On a personal level, Don McKellar was handsome, charming, witty, and a brilliant and radical theatre creator. I had been a huge supporter of The Augusta Theatre Company which he ran with Tracy Wright and Daniel Brooks, and I was quite flattered to receive a Harold from him.
By the way, I think I am the only person in the world to have 2 Harolds. I can’t remember how I got the second one, but it was a broken thumb with a bandage on it!
A symbol of something?
I am going to talk about Alex and the theatre scene in the context of Stephen Seabrook’s Xcess of This and Platform 9’s production of Das Rheingold. We did a workshop and then a production at the old Theatre Centre when it was across from CamH. Stephen got together a grand troupe of artists of whom Alex was one. We had been turned down by the councils for the production so it was only the exciting vision of the project and the glory of our collective relationship that fueled us.

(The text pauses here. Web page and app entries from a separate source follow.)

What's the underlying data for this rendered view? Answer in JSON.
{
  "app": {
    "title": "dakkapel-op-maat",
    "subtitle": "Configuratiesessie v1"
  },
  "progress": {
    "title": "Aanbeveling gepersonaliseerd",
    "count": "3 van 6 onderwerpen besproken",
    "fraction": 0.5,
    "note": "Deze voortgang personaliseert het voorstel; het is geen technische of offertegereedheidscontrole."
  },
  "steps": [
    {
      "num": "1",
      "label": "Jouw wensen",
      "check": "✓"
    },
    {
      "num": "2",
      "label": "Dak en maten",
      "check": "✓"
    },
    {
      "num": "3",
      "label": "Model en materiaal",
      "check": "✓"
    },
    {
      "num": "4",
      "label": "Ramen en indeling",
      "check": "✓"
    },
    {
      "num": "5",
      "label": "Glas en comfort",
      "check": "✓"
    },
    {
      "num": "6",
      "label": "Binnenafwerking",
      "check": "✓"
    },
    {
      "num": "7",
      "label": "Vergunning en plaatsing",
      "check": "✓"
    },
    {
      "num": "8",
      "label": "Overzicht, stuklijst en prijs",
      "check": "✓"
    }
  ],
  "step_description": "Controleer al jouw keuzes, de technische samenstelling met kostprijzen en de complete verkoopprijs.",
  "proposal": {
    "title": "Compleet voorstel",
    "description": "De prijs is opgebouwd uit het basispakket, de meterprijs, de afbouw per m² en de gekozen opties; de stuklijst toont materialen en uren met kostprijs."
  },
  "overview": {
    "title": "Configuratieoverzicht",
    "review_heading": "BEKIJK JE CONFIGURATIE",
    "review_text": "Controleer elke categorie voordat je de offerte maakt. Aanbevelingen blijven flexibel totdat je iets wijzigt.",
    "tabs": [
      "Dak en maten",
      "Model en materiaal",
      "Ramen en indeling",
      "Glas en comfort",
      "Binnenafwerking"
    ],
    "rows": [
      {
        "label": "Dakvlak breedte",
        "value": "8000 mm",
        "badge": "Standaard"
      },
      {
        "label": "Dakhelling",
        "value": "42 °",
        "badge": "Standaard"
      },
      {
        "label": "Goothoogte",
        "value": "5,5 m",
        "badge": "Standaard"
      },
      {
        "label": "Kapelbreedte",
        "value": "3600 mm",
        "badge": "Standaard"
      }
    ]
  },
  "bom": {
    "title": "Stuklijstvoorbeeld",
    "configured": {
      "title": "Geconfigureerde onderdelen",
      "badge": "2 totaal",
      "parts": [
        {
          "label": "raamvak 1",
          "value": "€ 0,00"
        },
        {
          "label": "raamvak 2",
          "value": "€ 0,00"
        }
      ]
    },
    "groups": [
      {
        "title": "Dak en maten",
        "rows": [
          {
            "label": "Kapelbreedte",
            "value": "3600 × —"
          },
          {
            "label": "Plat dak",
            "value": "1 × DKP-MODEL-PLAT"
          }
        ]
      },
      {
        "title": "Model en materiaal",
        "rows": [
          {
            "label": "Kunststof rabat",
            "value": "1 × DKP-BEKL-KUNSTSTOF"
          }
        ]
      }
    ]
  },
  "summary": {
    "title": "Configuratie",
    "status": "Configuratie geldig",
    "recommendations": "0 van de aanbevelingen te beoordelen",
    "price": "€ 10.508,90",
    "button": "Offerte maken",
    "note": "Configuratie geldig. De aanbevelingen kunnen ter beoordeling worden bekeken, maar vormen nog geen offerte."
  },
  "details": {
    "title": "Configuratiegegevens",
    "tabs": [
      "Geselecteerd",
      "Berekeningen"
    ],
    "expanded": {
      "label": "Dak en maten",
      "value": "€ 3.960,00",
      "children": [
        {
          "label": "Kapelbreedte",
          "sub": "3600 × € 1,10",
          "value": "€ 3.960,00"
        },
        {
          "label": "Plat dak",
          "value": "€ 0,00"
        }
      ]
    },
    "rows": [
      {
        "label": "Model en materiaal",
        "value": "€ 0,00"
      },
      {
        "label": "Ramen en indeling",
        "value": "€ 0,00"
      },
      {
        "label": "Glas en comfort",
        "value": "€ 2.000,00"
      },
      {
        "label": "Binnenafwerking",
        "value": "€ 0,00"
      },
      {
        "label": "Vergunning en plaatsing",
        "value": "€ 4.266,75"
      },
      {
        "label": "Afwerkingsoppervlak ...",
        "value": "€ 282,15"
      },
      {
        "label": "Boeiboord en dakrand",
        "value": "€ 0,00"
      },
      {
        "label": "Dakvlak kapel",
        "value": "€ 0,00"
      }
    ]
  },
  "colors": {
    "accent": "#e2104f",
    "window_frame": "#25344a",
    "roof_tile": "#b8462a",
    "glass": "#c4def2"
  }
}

But I must go to a specific incident with Alex that cemented our bond. My job as producer and co-writer was to phone up everyone I knew and get them to save their old fluorescent tubes for me. I would go around and pick them up regularly. For you see, every night of the run 8-10 fluorescent tubes would fall en masse from a secret compartment in the ceiling and smash on the floor amidst a flash of lights and crescendo of weird and wild music. Then Loge, Alex, and the other performers would walk through crunching the glass for the rest of the show. But that’s not the highlight, that is merely the set up.

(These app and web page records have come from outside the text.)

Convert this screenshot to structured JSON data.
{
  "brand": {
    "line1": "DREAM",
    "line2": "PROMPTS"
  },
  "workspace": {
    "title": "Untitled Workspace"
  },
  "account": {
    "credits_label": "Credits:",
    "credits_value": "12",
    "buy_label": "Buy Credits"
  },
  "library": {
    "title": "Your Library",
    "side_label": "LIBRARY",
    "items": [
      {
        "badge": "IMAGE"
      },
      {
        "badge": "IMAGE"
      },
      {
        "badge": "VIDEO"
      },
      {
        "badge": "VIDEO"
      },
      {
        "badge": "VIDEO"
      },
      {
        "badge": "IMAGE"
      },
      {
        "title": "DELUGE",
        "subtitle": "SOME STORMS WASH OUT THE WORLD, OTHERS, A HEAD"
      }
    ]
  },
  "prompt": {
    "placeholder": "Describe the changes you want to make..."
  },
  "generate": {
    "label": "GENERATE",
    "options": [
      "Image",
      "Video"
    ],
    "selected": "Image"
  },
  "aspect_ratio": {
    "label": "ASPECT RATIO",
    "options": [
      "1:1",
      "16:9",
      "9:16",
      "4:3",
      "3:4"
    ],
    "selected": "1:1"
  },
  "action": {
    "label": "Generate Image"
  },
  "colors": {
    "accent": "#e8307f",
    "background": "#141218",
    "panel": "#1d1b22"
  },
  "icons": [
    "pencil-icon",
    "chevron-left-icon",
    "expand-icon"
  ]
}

Later on in the show, Loge is conniving something from someone and he drops to his knees to give even more insistence to his dubious plea. And of course he kneels right on the glass which had been scattered farther that night. He never flinched but I sure as hell did. As he got up and walked away, I was ready to leap to the rescue, being so producer-ready that I would pick the glass out with my bare teeth if I had to – we had no insurance for such acts of Godlessness, as you can imagine. And then he walks back towards us and I can see the blood starting to seep down from each knee, but show must go on. Now the drips only went down a little way, and of course after, they became badges of honour in green room. Ah, mythology.

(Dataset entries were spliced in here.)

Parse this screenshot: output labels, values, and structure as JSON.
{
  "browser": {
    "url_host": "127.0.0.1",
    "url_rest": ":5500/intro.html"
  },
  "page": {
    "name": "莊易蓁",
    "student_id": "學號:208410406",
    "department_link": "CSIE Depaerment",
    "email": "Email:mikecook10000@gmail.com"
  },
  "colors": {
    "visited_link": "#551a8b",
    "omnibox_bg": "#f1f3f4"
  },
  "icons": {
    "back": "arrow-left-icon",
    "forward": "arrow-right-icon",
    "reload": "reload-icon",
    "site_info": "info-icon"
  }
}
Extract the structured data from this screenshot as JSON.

Now that’s real theatre I said to myself, and I survived. The worst of times become the best of times. It is this type of transformation which is at the very heart of the Harolds. The Harolds has stood as a beacon of hope and celebration for the last 18 years. I have come to each and every one of these events and it is always a grand night. It is always a night where blood on the knees is really love in the heart.